2.Due diligence

Certain non-financial factors, such as governance structure, have long been assessed during the due diligence stage. Adding a dedicated environmental and social lens opens up new opportunities to identify and quantify different types of risks and opportunities. For example, we recently supported a client in its approach to greenhouse gas (GHG) accretion/dilution analysis which is rising in importance, particularly when the acquirer has set emissions reduction targets. Cross-referencing corporate real estate holdings with floodplain maps can help identify assets exposed to physical climate risk. Cataloging a target’s proprietary emissions reduction technology or intellectual capital can help the acquirer determine how the transaction might help them achieve their own GHG reduction targets more efficiently.



Recent growth in the quality and availability of corporate ESG disclosures has greatly benefited the valuation stage of the M&A process. Target companies are typically valued using a discounted cash flow (DCF) analysis, and there are several ways in which ESG considerations can be factored into the methodology. 

One approach involves adjusting the discount rate, or weighted average cost of capital. A compelling body of evidence suggests that companies with higher ESG scores tend to have less systematic risk exposure, lowering investors’ required rate of return and, as a result, lowering the company’s cost of capital. In a DCF model, with all else being equal, a lower cost of capital is likely to translate to a higher valuation.

There are challenges with this approach, especially in terms of settling on the correct degree of rate adjustment and potentially double-counting risks or opportunities that may already be reflected in a company’s financials. Another pathway to integrating ESG considerations into a financial model involves adjusting future cash flows to reflect ESG issues that are anticipated to have a material financial impact on the company. A controversy, for example, can directly affect cash flows through fines, lawsuits, and increased insurance premiums, as well as indirectly through reputational damage leading to customer attrition. Conversely, a target company with robust intellectual capital related to energy efficiency or renewables could present new opportunities to reduce operating costs. 
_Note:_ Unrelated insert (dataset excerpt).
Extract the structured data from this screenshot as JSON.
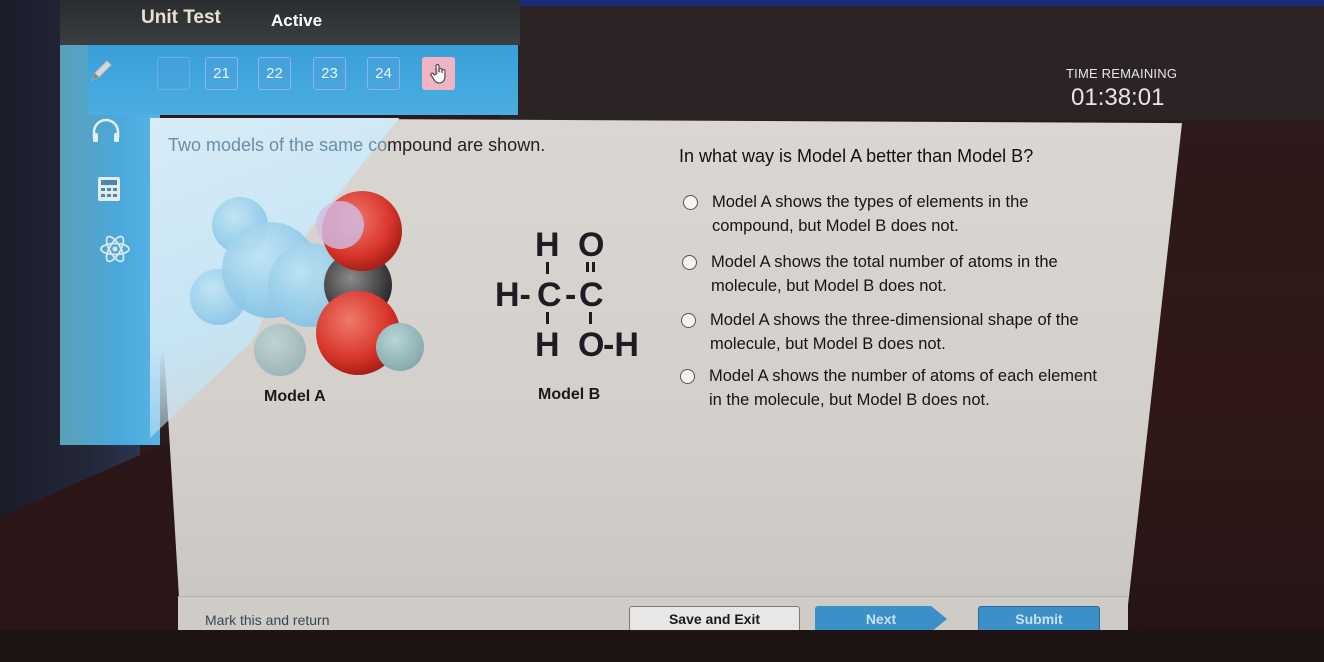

4.Post-merger integration

Post-merger integration is one of the stages in the M&A process where ESG integration can have an outsized positive impact. This is because many of the factors that have historically challenged the realization of synergies largely correspond with the “S” and “G” factors in ESG, especially human capital, corporate governance, and corporate culture. Our team consistently strives to help our clients realize value during the post-merger integration period by advising on transaction rollout and stakeholder communication, harmonization of ESG targets, and consolidation of a company’s ESG infrastructure, including disclosures and personnel. This post- merger integration period can help to ensure that potential challenges and roadblocks are quickly addressed and mitigated. 

There is mounting consensus that making corporate decisions that improve a company’s ESG performance can also benefit the firm’s valuation in the long run, and we continue to see the growing influence of this shared understanding throughout the M&A process. Given these shifting priorities along with a growing body of evidence highlighting the importance and impact of ESG in dealmaking, we expect the movement towards integrating sustainability considerations into corporate strategy to continue and be a top priority for years to come.

Lindsay Patrick

Lindsay Patrick
Managing Director and Head, Strategic Initiatives & ESG